"Health literacy is the degree to which individuals have the capacity to obtain, process, and understand basic health information and services needed to make appropriate health decisions."
How to Improve Health Literacy
You might not know it, but October is National Health Literacy Month! What is health literacy? According to the National Institutes of Health, "Health literacy is the degree to which individuals have the capacity to obtain, process, and understand basic health information and services needed to make appropriate health decisions."
In other words, being health literate means having the skills to read, understand, and use health information in order to make good decisions about your health. It's important to be health literate because, as the NIH points out, "Health literacy plays a critical role in determining a person’s ability to navigate the complex U.S. healthcare system."
The good news is that there are plenty of ways to improve your health literacy! Keep reading to find out how.
3 Ways to Improve Your Health Literacy
1. Read, read, read! Start with easy-to-read materials like newspapers or magazines, then move on to more challenging sources like books or articles. As you become more comfortable with different types of reading material, you'll also become more comfortable understanding and using health information.
2. Talk to your healthcare provider. If you don't understand something your doctor or nurse said, don't be afraid to ask for clarification. They're there to help you, after all! You can also ask your pharmacist questions about your medications—they're a great resource for information about side effects, drug interactions, and more.
3. Use reliable sources of information. When you're looking for health information online, stick to websites from credible organizations like government agencies (like the Centers for Disease Control and Prevention) or well-respected nonprofits (like the American Heart Association). These sites can provide you with accurate, up-to-date information that you can trust.

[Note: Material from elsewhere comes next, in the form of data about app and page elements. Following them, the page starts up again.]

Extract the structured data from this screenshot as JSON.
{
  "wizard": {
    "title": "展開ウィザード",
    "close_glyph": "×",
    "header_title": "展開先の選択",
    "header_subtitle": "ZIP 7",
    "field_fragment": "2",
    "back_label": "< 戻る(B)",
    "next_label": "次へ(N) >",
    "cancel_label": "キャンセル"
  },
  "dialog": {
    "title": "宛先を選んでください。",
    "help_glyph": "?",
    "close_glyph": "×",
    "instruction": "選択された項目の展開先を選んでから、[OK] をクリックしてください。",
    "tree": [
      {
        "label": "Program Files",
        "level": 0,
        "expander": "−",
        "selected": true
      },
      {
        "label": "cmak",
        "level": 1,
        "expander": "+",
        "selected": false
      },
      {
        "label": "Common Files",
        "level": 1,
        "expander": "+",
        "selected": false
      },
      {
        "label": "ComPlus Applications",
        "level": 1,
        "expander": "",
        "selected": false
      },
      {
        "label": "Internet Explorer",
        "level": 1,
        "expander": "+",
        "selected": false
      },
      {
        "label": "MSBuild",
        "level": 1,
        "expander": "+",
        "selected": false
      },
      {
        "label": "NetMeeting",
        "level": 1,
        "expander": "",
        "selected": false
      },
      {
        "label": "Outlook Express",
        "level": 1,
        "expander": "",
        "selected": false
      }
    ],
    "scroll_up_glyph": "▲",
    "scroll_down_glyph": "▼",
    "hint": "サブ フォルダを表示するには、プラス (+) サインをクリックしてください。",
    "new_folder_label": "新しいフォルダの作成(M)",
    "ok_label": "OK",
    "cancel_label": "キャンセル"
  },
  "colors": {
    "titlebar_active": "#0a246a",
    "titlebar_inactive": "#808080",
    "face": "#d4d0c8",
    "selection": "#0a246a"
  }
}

Improving your health literacy is a great way to empower yourself and take control of your health. By reading more and seeking out reliable sources of information, you can arm yourself with the knowledge you need to make informed decisions about your health. And don't forget—if you ever have any questions, your healthcare providers are always there to help!